▶ **TASK OBJECTIVE**: Search the listing for the word "image". Copy every line where it is found.

[[ SOURCE INFORMATION, beginning ]]

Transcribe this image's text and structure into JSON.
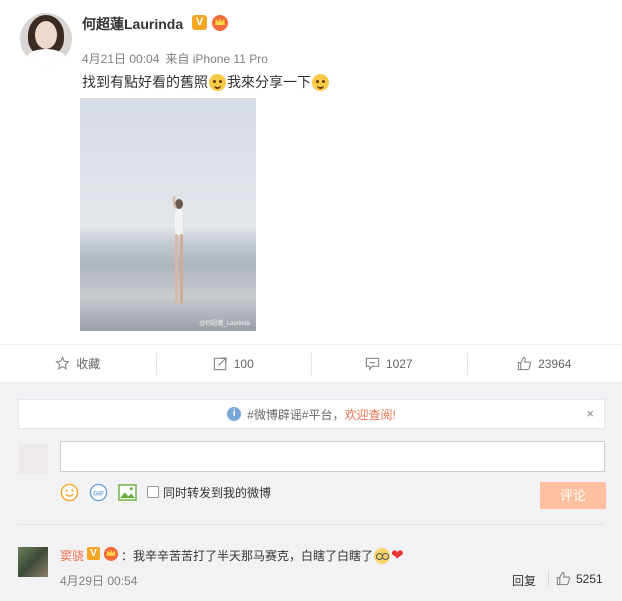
{
  "post": {
    "username": "何超蓮Laurinda",
    "verified_badge": "V",
    "timestamp": "4月21日 00:04",
    "source": "来自 iPhone 11 Pro",
    "text_part1": "找到有點好看的舊照",
    "text_part2": "我來分享一下",
    "photo_watermark": "@何超蓮_Laurinda"
  },
  "actions": {
    "favorite_label": "收藏",
    "repost_count": "100",
    "comment_count": "1027",
    "like_count": "23964"
  },
  "notice": {
    "prefix": "#微博辟谣#平台，",
    "link_text": "欢迎查阅!",
    "close": "×"
  },
  "composer": {
    "input_value": "",
    "gif_label": "GIF",
    "repost_checkbox_label": "同时转发到我的微博",
    "submit_label": "评论"
  },
  "comment": {
    "author": "窦骁",
    "verified_badge": "V",
    "text": "：我辛辛苦苦打了半天那马赛克，白瞎了白瞎了",
    "heart": "❤",
    "time": "4月29日 00:54",
    "reply_label": "回复",
    "like_count": "5251"
  },
  "colors": {
    "accent": "#eb7350",
    "verified": "#f5a623",
    "comment_button": "#ffc09f",
    "background_panel": "#f2f2f5"
  },
  "icons": [
    "star-icon",
    "repost-icon",
    "comment-icon",
    "like-icon",
    "info-icon",
    "close-icon",
    "smiley-icon",
    "gif-icon",
    "image-icon",
    "crown-icon"
  ]
}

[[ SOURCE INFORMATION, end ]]

▶ **RESPONSE TO THIS EXERCISE**:
Transcribe this image's text and structure into JSON.
    "image-icon",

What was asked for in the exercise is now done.